I know Taylor doesn’t have a defensive background, so maybe it’s unfair to give him credit for the defense’s success, but either way, the Bengals were an objectively better team in the second half of games this year. While the mentality of the players in the locker room can have an effect on such splits, the coaching staff also plays an enormous factor, and I don’t think the value that comes from mid-game adjustments can be overstated. Also, 2022 wasn’t a fluke. The Bengals were arguably even better in 2021 in the second half than they were this year.
Finally, we get to preparation. I’ll keep this angle short and sweet. Buffalo Bills head coach Sean McDermott is considered a great head coach. He was gifted a home game (which he frankly didn’t deserve; the game should’ve been held at a neutral site) against Cincinnati with weather conditions that you’d expect the Bills to be more accustomed to. McDermott was totally unprepared for what the Bengals cooked up. Taylor came into that game ready to decimate the Bills’ chances, ready to destroy the city’s hopes of a championship. He beat the Bills so badly that rumors and videos started popping up showing Bills’ star wideout Stefon Diggs unhappy with his quarterback and the team in general. Josh Allen fell on nearly everyone’s quarterback power rankings.

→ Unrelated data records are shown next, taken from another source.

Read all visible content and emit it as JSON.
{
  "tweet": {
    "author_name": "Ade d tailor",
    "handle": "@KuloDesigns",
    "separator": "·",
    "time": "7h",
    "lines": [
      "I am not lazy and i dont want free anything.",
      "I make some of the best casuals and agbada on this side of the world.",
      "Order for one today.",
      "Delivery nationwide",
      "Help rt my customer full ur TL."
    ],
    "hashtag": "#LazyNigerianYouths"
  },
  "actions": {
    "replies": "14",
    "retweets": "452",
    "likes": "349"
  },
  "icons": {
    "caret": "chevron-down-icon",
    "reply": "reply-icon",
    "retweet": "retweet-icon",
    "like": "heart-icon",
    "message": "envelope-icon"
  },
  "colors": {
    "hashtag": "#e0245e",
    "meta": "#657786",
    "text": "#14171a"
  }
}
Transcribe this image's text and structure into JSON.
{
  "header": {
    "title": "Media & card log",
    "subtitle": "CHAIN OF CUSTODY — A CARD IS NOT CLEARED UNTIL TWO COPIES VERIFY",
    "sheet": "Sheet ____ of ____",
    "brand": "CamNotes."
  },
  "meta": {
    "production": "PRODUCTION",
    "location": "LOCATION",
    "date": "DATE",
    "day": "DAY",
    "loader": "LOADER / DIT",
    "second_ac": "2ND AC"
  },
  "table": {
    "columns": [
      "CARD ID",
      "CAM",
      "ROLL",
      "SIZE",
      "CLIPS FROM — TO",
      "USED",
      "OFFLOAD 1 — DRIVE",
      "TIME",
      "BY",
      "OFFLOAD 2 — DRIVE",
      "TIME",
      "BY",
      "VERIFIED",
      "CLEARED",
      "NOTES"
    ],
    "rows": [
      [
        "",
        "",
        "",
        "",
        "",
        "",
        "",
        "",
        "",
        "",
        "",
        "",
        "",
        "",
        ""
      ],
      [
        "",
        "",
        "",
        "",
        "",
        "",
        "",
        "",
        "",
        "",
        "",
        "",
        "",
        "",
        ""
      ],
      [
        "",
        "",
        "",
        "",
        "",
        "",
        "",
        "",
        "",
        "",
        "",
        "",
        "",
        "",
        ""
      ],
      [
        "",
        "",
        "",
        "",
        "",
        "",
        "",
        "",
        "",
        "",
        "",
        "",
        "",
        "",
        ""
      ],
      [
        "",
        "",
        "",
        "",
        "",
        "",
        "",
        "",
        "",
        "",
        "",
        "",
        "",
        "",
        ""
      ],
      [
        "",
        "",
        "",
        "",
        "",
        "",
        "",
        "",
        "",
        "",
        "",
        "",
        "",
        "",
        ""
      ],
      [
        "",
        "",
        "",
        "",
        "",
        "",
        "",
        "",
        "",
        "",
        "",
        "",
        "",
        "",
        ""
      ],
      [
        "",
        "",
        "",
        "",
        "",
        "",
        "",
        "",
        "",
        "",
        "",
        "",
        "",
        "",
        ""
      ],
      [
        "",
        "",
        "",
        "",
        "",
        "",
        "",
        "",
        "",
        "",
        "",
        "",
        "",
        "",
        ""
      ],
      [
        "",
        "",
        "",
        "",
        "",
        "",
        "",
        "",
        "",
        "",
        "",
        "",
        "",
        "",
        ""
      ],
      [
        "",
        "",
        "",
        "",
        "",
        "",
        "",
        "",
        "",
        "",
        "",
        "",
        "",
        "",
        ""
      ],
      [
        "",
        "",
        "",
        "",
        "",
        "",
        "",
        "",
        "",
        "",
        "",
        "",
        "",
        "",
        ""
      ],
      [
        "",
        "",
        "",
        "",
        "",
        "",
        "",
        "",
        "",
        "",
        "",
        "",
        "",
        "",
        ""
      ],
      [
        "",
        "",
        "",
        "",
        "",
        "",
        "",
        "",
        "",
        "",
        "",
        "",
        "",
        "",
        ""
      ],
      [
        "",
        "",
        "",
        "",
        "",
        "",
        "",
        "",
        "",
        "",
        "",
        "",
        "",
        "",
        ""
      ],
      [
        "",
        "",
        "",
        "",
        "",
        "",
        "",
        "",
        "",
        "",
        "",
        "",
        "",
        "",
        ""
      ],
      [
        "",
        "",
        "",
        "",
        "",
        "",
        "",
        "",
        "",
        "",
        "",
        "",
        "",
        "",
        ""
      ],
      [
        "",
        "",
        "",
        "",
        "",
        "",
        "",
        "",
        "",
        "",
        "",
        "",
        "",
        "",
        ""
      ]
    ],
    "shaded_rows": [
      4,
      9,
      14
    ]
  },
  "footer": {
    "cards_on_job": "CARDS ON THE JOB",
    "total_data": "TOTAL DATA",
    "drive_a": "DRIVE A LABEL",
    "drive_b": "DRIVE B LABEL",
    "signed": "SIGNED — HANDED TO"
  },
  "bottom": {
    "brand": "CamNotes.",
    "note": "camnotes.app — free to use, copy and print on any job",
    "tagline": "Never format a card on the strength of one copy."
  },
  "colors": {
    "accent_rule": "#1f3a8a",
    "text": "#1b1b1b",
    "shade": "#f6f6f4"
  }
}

How can he be better than the guy who just dominated him? That’s how well-prepared Taylor was for the Divisional Round. In their most important game of the season thus far, Taylor outcoached Sean McDermott at every turn. That’s all I should need to say.
The Cincinnati Bengals’ postseason success isn’t what makes him a great coach. The postseason is a fickle mistress that loves to create upsets and cursed fanbases. Anybody can win on any given day and some coaches just happen to be a little less lucky than others. What’s made Taylor great is his ability to prepare for his opponents and adjust accordingly. Is he perfect? No. His play-calling style may be a little too conservative, and he’s made some questionable decisions at times, but who hasn’t? Sure, his team’s record was atrocious without Burrow, but so was every head coach in history who was forced to run an offense with subpar quarterback play. It wasn’t until Patrick Mahomes came along that Andy Reid got over the hump and won a Super Bowl. Why is Reid immune from those same criticisms?
I came into this article fully prepared to burst Taylor’s bubble and give all the credit to the players, but what I found was a head coach who has improved his record every year he’s been at the helm and routinely prepares better for games than his opposition. He’s a good leader, no two ways about it.